We bet you have seen dozens of articles on how to write a personal statement for college around the Internet, and mostly they have similar content. We are not going to say something very different and revealing today, because you can’t invent a wheel once again, right? And you can’t hypnotize the admission officers via your text anyways. So, in this article we are going to remind you of some crucial rules for writing a decent personal statement. But before we move to the practical part, we have a very important issue for you to consider.
When you come home after college and your part-time job and you are starving, you go straight to the fridge and eat whatever you can find at first sight. Do you get the moral of the story? If writing your admission essay is taking too much time and effort, maybe your writing skills are not the main problem, you just haven’t found the college or university of your dreams. And when you do, you will be surprised how much time and effort you are willing to dedicate just to get there.
To sum up: if you have read dozens of articles on how to write personal statement, but you still don’t have motivation or ideas, you probably need to reconsider your choice of future career path. Yes, that’s not easy. And who said it would be?

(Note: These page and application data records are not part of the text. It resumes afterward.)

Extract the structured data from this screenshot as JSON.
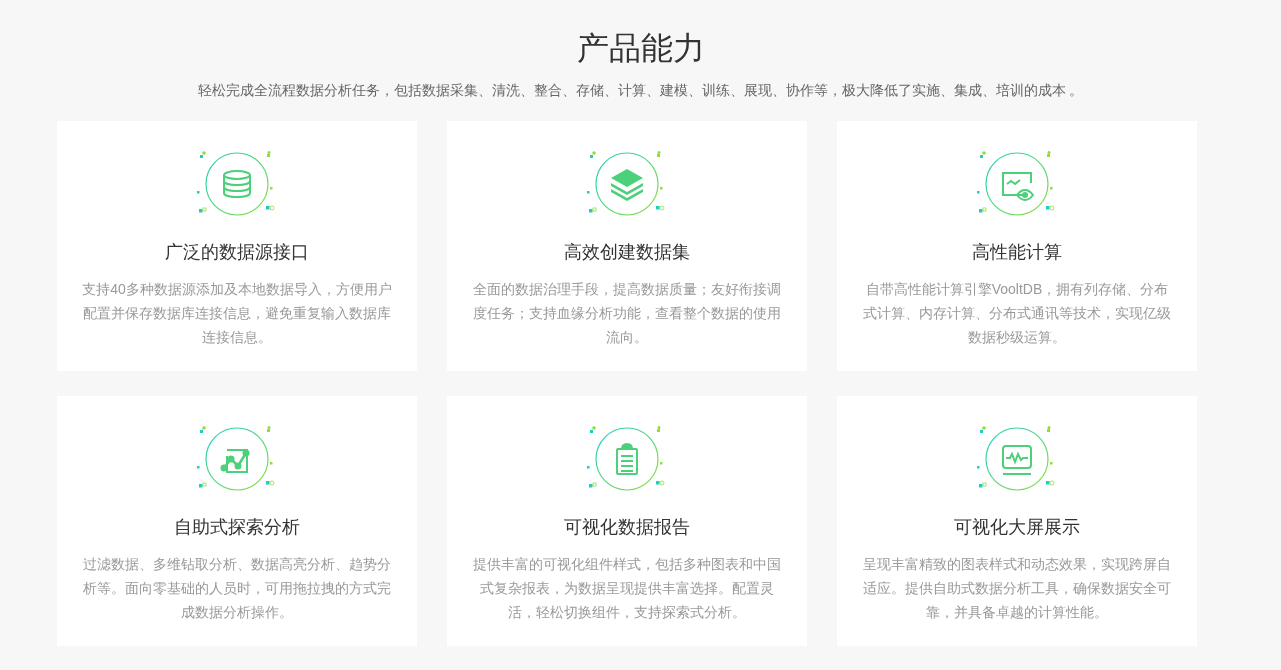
{
  "header": {
    "title": "产品能力",
    "subtitle": "轻松完成全流程数据分析任务，包括数据采集、清洗、整合、存储、计算、建模、训练、展现、协作等，极大降低了实施、集成、培训的成本 。"
  },
  "features": [
    {
      "title": "广泛的数据源接口",
      "description": "支持40多种数据源添加及本地数据导入，方便用户配置并保存数据库连接信息，避免重复输入数据库连接信息。"
    },
    {
      "title": "高效创建数据集",
      "description": "全面的数据治理手段，提高数据质量；友好衔接调度任务；支持血缘分析功能，查看整个数据的使用流向。"
    },
    {
      "title": "高性能计算",
      "description": "自带高性能计算引擎VooltDB，拥有列存储、分布式计算、内存计算、分布式通讯等技术，实现亿级数据秒级运算。"
    },
    {
      "title": "自助式探索分析",
      "description": "过滤数据、多维钻取分析、数据高亮分析、趋势分析等。面向零基础的人员时，可用拖拉拽的方式完成数据分析操作。"
    },
    {
      "title": "可视化数据报告",
      "description": "提供丰富的可视化组件样式，包括多种图表和中国式复杂报表，为数据呈现提供丰富选择。配置灵活，轻松切换组件，支持探索式分析。"
    },
    {
      "title": "可视化大屏展示",
      "description": "呈现丰富精致的图表样式和动态效果，实现跨屏自适应。提供自助式数据分析工具，确保数据安全可靠，并具备卓越的计算性能。"
    }
  ]
}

What to Omit
Unless you are a professional writer who specializes in personal statements, creating a perfect one from the very first time is impossible. But you can always perfect it after you’ve done the first draft, and this check-list will help you to spot things which are better to be omitted in your admission essay:
- Avoid clichés.
This may seem an obvious piece of advice, yet many people notice trivial phrases and not-so-exciting hooks and beginning sentences in works of other applicants, yet we all fail to see our own mistakes. That’s why we are including this point over and over again, to remind you that “It has always been my passion to,” “I’ve been interested in…. since I was a kid” and, of course, “I was born in…” are not good ways for how to write personal statement. Reread your paper once again after a while, or ask a friend of yours to do it, and be strict to your paper. Yes, critiques may be unpleasant to hear, but remember why you are doing this – to get to your dream college.
- Delete weird and unnatural phrases.
Remember a simple rule: if you are not talking this way in real life, don’t write so in your admission paper. Fancy words and phrases like “enthralled,” “fueled my passion,” and “thirst for knowledge” will not only make your text a little bit plastic and fake, but also they are overused cliches (see point one). We believe that your vocabulary is good enough to describe your experience, and there’s no need to bury yourself in a thesaurus and look for intricate sounding words. Keep it simple!
- Forget about negative comments.
You can write about overcoming obstacles and hardships of your life, as long as it is intended to show how strong and skilled at dealing with difficulties you are. But if you are simply going to mention that your GPA has dropped and this may ruin your dream, it’s unlikely that admission officers will take pity on you. We know that sometimes being completely positive about yourself is hard, especially when you are nervous about your application, but remember that admission officers will see your personality via your essay.
What to Include
Now you know what you shouldn’t mention in your application, so let’s move on and discuss what you should include and how you should write about it.
- Everything is focused on the course you are applying for.
Yes, the essay is supposed to be about you and your life. It’s quite unfair, but you need to pay a decent amount of attention to the course and prove the admission officers that you are the right person to be admitted. So, simply mentioning your strengths and talents is not a good way of how to write a personal statement for college. You need to mention them in connection with your chosen course – for example, you’ve always liked reading, so an English major is perfect for you (but choose something less trivial – this is a quick example!).
- Make it personal.
Forget about long introductions and inserting quotes of famous people. Leave those quotes for your personal blog or fancy twitter posts. Though this may feel odd at first, admission officers usually like clear, coherent and straight to the point papers more than lengthy descriptions of every tiny detail in your life. If you are brief, you demonstrate that you can find the main point and focus on it – a very important quality both for your future studies and real life. You need to show your personality via the text, and you gave very little space, so why bother inserting quotes and thoughts of other people?
- Show your critical thinking skills.
It’s cool that you have a long list of extracurricular activities, but admission officers don’t need your full autobiography. Pick up the skills that are connected with the course you are applying for and your dream career path. It will be a good idea if you will be able to show how you want to develop those skills in the longterm perspective, but if you still don’t have far fetching plans, just logically linking your main strengths to the requirements of the course you want to study a good way of how to write a personal statement for college.
If you are interested in writing personal statements, you might also like other our article on similar topic – What Can Really Help You to Complete a Scholarship Letter? Do you have a better idea of how to write a personal statement for college? Feel free to share your opinions and experiences in the comment section below.